▸ INSTRUCTIONS TO FOLLOW:
All the entries, exactly as they read, must be written out again.

▸ LISTED RECORDS:
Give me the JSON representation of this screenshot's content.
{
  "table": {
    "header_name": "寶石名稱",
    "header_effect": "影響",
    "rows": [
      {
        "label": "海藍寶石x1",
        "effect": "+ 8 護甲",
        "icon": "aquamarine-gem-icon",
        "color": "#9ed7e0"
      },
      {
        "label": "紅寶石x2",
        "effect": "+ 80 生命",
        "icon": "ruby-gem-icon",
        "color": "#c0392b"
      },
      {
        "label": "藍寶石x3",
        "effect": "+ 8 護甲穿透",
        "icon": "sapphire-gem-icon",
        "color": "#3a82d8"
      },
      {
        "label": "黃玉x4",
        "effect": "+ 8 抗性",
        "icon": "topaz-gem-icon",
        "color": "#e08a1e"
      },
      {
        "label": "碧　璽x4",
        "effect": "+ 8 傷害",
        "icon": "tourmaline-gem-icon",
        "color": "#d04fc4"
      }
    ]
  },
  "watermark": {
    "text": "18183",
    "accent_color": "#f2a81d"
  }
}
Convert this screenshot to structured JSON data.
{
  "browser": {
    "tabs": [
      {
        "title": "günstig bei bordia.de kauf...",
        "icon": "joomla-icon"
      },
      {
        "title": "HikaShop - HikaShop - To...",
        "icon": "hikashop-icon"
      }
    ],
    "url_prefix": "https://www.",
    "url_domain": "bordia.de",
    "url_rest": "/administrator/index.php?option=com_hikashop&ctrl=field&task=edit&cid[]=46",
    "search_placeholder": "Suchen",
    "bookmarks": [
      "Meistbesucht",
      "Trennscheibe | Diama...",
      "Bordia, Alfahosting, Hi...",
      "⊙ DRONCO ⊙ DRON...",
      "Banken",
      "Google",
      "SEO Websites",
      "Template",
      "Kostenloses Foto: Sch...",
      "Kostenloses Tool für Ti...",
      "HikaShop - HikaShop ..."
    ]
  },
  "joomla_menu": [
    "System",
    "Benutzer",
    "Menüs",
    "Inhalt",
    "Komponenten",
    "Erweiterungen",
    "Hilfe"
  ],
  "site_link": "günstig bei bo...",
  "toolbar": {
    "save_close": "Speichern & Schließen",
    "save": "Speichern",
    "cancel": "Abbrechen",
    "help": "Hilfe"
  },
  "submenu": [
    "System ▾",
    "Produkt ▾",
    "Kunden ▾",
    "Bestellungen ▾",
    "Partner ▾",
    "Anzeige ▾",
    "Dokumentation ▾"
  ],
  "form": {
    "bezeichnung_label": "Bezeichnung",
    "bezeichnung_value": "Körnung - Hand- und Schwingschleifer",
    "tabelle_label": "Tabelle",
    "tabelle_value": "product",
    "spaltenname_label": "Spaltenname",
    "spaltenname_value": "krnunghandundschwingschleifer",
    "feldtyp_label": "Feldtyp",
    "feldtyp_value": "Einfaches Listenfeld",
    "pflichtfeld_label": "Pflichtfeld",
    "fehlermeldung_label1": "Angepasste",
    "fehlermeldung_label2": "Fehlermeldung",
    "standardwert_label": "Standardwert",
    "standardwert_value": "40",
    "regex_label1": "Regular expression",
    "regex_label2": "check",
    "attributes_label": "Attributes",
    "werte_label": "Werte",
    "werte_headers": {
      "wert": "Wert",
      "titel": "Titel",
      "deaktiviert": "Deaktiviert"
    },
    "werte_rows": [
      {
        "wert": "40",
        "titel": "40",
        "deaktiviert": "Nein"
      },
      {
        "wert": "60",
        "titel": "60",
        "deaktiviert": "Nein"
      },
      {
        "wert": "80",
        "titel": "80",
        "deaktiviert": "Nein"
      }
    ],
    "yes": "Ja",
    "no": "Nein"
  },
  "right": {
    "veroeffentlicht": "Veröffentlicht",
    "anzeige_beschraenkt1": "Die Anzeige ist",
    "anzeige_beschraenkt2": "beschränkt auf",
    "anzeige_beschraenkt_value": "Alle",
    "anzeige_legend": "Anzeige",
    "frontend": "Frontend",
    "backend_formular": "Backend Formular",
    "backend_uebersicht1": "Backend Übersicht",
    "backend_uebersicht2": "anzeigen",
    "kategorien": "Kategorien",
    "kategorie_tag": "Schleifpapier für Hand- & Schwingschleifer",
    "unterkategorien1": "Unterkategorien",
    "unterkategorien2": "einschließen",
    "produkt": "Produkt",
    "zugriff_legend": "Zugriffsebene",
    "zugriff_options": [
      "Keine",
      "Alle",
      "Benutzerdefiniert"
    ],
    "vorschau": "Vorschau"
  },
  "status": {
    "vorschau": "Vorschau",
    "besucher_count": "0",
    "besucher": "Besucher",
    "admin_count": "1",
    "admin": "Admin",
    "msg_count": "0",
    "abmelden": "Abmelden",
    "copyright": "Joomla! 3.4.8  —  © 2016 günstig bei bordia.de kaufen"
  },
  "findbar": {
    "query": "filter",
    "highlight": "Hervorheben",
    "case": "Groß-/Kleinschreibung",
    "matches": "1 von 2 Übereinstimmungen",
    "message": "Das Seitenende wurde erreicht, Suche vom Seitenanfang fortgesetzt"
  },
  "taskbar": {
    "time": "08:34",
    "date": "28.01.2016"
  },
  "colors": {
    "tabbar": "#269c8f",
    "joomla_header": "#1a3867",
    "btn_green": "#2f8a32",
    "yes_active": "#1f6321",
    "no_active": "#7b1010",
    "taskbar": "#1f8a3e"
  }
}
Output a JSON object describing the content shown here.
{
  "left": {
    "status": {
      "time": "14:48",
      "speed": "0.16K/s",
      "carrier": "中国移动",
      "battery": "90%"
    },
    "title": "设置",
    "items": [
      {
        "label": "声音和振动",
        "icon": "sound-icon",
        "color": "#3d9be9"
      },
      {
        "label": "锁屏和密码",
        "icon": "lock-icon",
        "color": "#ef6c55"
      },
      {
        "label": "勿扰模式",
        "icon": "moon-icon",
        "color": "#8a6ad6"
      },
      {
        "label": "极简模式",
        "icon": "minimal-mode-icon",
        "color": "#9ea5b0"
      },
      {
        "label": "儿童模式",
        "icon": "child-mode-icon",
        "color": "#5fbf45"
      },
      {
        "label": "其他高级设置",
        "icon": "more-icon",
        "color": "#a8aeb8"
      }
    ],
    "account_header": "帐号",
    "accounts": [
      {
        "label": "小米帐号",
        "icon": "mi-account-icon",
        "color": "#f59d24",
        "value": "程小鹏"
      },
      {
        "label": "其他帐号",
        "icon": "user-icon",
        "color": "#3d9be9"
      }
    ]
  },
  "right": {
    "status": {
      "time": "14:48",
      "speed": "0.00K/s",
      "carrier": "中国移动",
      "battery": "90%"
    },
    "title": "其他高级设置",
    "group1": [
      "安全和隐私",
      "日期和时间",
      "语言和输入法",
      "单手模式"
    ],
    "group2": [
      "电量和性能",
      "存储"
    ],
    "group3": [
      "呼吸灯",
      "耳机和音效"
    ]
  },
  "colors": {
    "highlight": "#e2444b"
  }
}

▸ ANSWER TO THIS EXERCISE:
Give me the JSON representation of this screenshot's content.
{
  "table": {
    "header_name": "寶石名稱",
    "header_effect": "影響",
    "rows": [
      {
        "label": "海藍寶石x1",
        "effect": "+ 8 護甲",
        "icon": "aquamarine-gem-icon",
        "color": "#9ed7e0"
      },
      {
        "label": "紅寶石x2",
        "effect": "+ 80 生命",
        "icon": "ruby-gem-icon",
        "color": "#c0392b"
      },
      {
        "label": "藍寶石x3",
        "effect": "+ 8 護甲穿透",
        "icon": "sapphire-gem-icon",
        "color": "#3a82d8"
      },
      {
        "label": "黃玉x4",
        "effect": "+ 8 抗性",
        "icon": "topaz-gem-icon",
        "color": "#e08a1e"
      },
      {
        "label": "碧　璽x4",
        "effect": "+ 8 傷害",
        "icon": "tourmaline-gem-icon",
        "color": "#d04fc4"
      }
    ]
  },
  "watermark": {
    "text": "18183",
    "accent_color": "#f2a81d"
  }
}
Convert this screenshot to structured JSON data.
{
  "browser": {
    "tabs": [
      {
        "title": "günstig bei bordia.de kauf...",
        "icon": "joomla-icon"
      },
      {
        "title": "HikaShop - HikaShop - To...",
        "icon": "hikashop-icon"
      }
    ],
    "url_prefix": "https://www.",
    "url_domain": "bordia.de",
    "url_rest": "/administrator/index.php?option=com_hikashop&ctrl=field&task=edit&cid[]=46",
    "search_placeholder": "Suchen",
    "bookmarks": [
      "Meistbesucht",
      "Trennscheibe | Diama...",
      "Bordia, Alfahosting, Hi...",
      "⊙ DRONCO ⊙ DRON...",
      "Banken",
      "Google",
      "SEO Websites",
      "Template",
      "Kostenloses Foto: Sch...",
      "Kostenloses Tool für Ti...",
      "HikaShop - HikaShop ..."
    ]
  },
  "joomla_menu": [
    "System",
    "Benutzer",
    "Menüs",
    "Inhalt",
    "Komponenten",
    "Erweiterungen",
    "Hilfe"
  ],
  "site_link": "günstig bei bo...",
  "toolbar": {
    "save_close": "Speichern & Schließen",
    "save": "Speichern",
    "cancel": "Abbrechen",
    "help": "Hilfe"
  },
  "submenu": [
    "System ▾",
    "Produkt ▾",
    "Kunden ▾",
    "Bestellungen ▾",
    "Partner ▾",
    "Anzeige ▾",
    "Dokumentation ▾"
  ],
  "form": {
    "bezeichnung_label": "Bezeichnung",
    "bezeichnung_value": "Körnung - Hand- und Schwingschleifer",
    "tabelle_label": "Tabelle",
    "tabelle_value": "product",
    "spaltenname_label": "Spaltenname",
    "spaltenname_value": "krnunghandundschwingschleifer",
    "feldtyp_label": "Feldtyp",
    "feldtyp_value": "Einfaches Listenfeld",
    "pflichtfeld_label": "Pflichtfeld",
    "fehlermeldung_label1": "Angepasste",
    "fehlermeldung_label2": "Fehlermeldung",
    "standardwert_label": "Standardwert",
    "standardwert_value": "40",
    "regex_label1": "Regular expression",
    "regex_label2": "check",
    "attributes_label": "Attributes",
    "werte_label": "Werte",
    "werte_headers": {
      "wert": "Wert",
      "titel": "Titel",
      "deaktiviert": "Deaktiviert"
    },
    "werte_rows": [
      {
        "wert": "40",
        "titel": "40",
        "deaktiviert": "Nein"
      },
      {
        "wert": "60",
        "titel": "60",
        "deaktiviert": "Nein"
      },
      {
        "wert": "80",
        "titel": "80",
        "deaktiviert": "Nein"
      }
    ],
    "yes": "Ja",
    "no": "Nein"
  },
  "right": {
    "veroeffentlicht": "Veröffentlicht",
    "anzeige_beschraenkt1": "Die Anzeige ist",
    "anzeige_beschraenkt2": "beschränkt auf",
    "anzeige_beschraenkt_value": "Alle",
    "anzeige_legend": "Anzeige",
    "frontend": "Frontend",
    "backend_formular": "Backend Formular",
    "backend_uebersicht1": "Backend Übersicht",
    "backend_uebersicht2": "anzeigen",
    "kategorien": "Kategorien",
    "kategorie_tag": "Schleifpapier für Hand- & Schwingschleifer",
    "unterkategorien1": "Unterkategorien",
    "unterkategorien2": "einschließen",
    "produkt": "Produkt",
    "zugriff_legend": "Zugriffsebene",
    "zugriff_options": [
      "Keine",
      "Alle",
      "Benutzerdefiniert"
    ],
    "vorschau": "Vorschau"
  },
  "status": {
    "vorschau": "Vorschau",
    "besucher_count": "0",
    "besucher": "Besucher",
    "admin_count": "1",
    "admin": "Admin",
    "msg_count": "0",
    "abmelden": "Abmelden",
    "copyright": "Joomla! 3.4.8  —  © 2016 günstig bei bordia.de kaufen"
  },
  "findbar": {
    "query": "filter",
    "highlight": "Hervorheben",
    "case": "Groß-/Kleinschreibung",
    "matches": "1 von 2 Übereinstimmungen",
    "message": "Das Seitenende wurde erreicht, Suche vom Seitenanfang fortgesetzt"
  },
  "taskbar": {
    "time": "08:34",
    "date": "28.01.2016"
  },
  "colors": {
    "tabbar": "#269c8f",
    "joomla_header": "#1a3867",
    "btn_green": "#2f8a32",
    "yes_active": "#1f6321",
    "no_active": "#7b1010",
    "taskbar": "#1f8a3e"
  }
}
Output a JSON object describing the content shown here.
{
  "left": {
    "status": {
      "time": "14:48",
      "speed": "0.16K/s",
      "carrier": "中国移动",
      "battery": "90%"
    },
    "title": "设置",
    "items": [
      {
        "label": "声音和振动",
        "icon": "sound-icon",
        "color": "#3d9be9"
      },
      {
        "label": "锁屏和密码",
        "icon": "lock-icon",
        "color": "#ef6c55"
      },
      {
        "label": "勿扰模式",
        "icon": "moon-icon",
        "color": "#8a6ad6"
      },
      {
        "label": "极简模式",
        "icon": "minimal-mode-icon",
        "color": "#9ea5b0"
      },
      {
        "label": "儿童模式",
        "icon": "child-mode-icon",
        "color": "#5fbf45"
      },
      {
        "label": "其他高级设置",
        "icon": "more-icon",
        "color": "#a8aeb8"
      }
    ],
    "account_header": "帐号",
    "accounts": [
      {
        "label": "小米帐号",
        "icon": "mi-account-icon",
        "color": "#f59d24",
        "value": "程小鹏"
      },
      {
        "label": "其他帐号",
        "icon": "user-icon",
        "color": "#3d9be9"
      }
    ]
  },
  "right": {
    "status": {
      "time": "14:48",
      "speed": "0.00K/s",
      "carrier": "中国移动",
      "battery": "90%"
    },
    "title": "其他高级设置",
    "group1": [
      "安全和隐私",
      "日期和时间",
      "语言和输入法",
      "单手模式"
    ],
    "group2": [
      "电量和性能",
      "存储"
    ],
    "group3": [
      "呼吸灯",
      "耳机和音效"
    ]
  },
  "colors": {
    "highlight": "#e2444b"
  }
}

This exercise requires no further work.